____ DATASET RECORDS

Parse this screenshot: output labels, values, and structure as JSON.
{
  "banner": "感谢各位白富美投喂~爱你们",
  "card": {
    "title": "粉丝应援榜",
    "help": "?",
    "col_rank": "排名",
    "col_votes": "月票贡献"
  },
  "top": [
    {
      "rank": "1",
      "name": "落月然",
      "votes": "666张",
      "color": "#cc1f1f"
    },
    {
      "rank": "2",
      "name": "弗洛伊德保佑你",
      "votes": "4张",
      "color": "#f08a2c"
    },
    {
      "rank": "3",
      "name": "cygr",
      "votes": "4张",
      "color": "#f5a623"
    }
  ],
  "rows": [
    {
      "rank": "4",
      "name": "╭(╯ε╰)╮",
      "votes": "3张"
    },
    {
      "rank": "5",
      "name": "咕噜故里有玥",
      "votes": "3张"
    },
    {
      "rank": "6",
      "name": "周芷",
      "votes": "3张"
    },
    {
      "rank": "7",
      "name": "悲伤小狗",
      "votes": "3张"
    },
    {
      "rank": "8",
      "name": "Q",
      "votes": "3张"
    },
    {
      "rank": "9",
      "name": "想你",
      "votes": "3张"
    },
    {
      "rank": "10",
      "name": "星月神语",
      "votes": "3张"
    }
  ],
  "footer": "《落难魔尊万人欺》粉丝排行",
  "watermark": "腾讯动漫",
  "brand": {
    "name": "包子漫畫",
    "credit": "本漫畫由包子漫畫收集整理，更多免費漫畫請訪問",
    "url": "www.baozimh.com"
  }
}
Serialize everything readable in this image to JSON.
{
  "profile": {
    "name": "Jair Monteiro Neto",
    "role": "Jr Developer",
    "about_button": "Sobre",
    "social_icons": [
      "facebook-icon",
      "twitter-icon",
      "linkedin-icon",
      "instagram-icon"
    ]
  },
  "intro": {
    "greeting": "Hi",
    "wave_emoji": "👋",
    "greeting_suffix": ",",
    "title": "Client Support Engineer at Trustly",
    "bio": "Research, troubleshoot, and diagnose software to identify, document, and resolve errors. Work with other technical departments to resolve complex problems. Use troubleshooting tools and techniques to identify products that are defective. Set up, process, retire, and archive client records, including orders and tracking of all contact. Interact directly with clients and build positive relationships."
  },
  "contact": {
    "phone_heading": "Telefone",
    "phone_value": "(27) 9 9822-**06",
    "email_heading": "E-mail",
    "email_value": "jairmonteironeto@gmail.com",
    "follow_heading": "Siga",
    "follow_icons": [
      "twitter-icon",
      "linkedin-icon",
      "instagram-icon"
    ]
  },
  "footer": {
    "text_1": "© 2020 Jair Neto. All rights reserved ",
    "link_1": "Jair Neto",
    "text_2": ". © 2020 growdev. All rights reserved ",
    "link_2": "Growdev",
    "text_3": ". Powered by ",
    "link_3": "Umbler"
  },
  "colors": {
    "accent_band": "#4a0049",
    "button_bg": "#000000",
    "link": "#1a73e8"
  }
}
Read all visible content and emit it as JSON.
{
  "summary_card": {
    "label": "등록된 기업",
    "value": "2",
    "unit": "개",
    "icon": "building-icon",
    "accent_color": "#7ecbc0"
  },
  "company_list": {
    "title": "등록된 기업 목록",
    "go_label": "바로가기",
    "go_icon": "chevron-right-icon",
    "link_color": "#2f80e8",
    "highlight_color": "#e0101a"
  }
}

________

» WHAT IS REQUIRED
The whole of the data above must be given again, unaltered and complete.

» YOUR RESPONSE
Parse this screenshot: output labels, values, and structure as JSON.
{
  "banner": "感谢各位白富美投喂~爱你们",
  "card": {
    "title": "粉丝应援榜",
    "help": "?",
    "col_rank": "排名",
    "col_votes": "月票贡献"
  },
  "top": [
    {
      "rank": "1",
      "name": "落月然",
      "votes": "666张",
      "color": "#cc1f1f"
    },
    {
      "rank": "2",
      "name": "弗洛伊德保佑你",
      "votes": "4张",
      "color": "#f08a2c"
    },
    {
      "rank": "3",
      "name": "cygr",
      "votes": "4张",
      "color": "#f5a623"
    }
  ],
  "rows": [
    {
      "rank": "4",
      "name": "╭(╯ε╰)╮",
      "votes": "3张"
    },
    {
      "rank": "5",
      "name": "咕噜故里有玥",
      "votes": "3张"
    },
    {
      "rank": "6",
      "name": "周芷",
      "votes": "3张"
    },
    {
      "rank": "7",
      "name": "悲伤小狗",
      "votes": "3张"
    },
    {
      "rank": "8",
      "name": "Q",
      "votes": "3张"
    },
    {
      "rank": "9",
      "name": "想你",
      "votes": "3张"
    },
    {
      "rank": "10",
      "name": "星月神语",
      "votes": "3张"
    }
  ],
  "footer": "《落难魔尊万人欺》粉丝排行",
  "watermark": "腾讯动漫",
  "brand": {
    "name": "包子漫畫",
    "credit": "本漫畫由包子漫畫收集整理，更多免費漫畫請訪問",
    "url": "www.baozimh.com"
  }
}
Serialize everything readable in this image to JSON.
{
  "profile": {
    "name": "Jair Monteiro Neto",
    "role": "Jr Developer",
    "about_button": "Sobre",
    "social_icons": [
      "facebook-icon",
      "twitter-icon",
      "linkedin-icon",
      "instagram-icon"
    ]
  },
  "intro": {
    "greeting": "Hi",
    "wave_emoji": "👋",
    "greeting_suffix": ",",
    "title": "Client Support Engineer at Trustly",
    "bio": "Research, troubleshoot, and diagnose software to identify, document, and resolve errors. Work with other technical departments to resolve complex problems. Use troubleshooting tools and techniques to identify products that are defective. Set up, process, retire, and archive client records, including orders and tracking of all contact. Interact directly with clients and build positive relationships."
  },
  "contact": {
    "phone_heading": "Telefone",
    "phone_value": "(27) 9 9822-**06",
    "email_heading": "E-mail",
    "email_value": "jairmonteironeto@gmail.com",
    "follow_heading": "Siga",
    "follow_icons": [
      "twitter-icon",
      "linkedin-icon",
      "instagram-icon"
    ]
  },
  "footer": {
    "text_1": "© 2020 Jair Neto. All rights reserved ",
    "link_1": "Jair Neto",
    "text_2": ". © 2020 growdev. All rights reserved ",
    "link_2": "Growdev",
    "text_3": ". Powered by ",
    "link_3": "Umbler"
  },
  "colors": {
    "accent_band": "#4a0049",
    "button_bg": "#000000",
    "link": "#1a73e8"
  }
}
Read all visible content and emit it as JSON.
{
  "summary_card": {
    "label": "등록된 기업",
    "value": "2",
    "unit": "개",
    "icon": "building-icon",
    "accent_color": "#7ecbc0"
  },
  "company_list": {
    "title": "등록된 기업 목록",
    "go_label": "바로가기",
    "go_icon": "chevron-right-icon",
    "link_color": "#2f80e8",
    "highlight_color": "#e0101a"
  }
}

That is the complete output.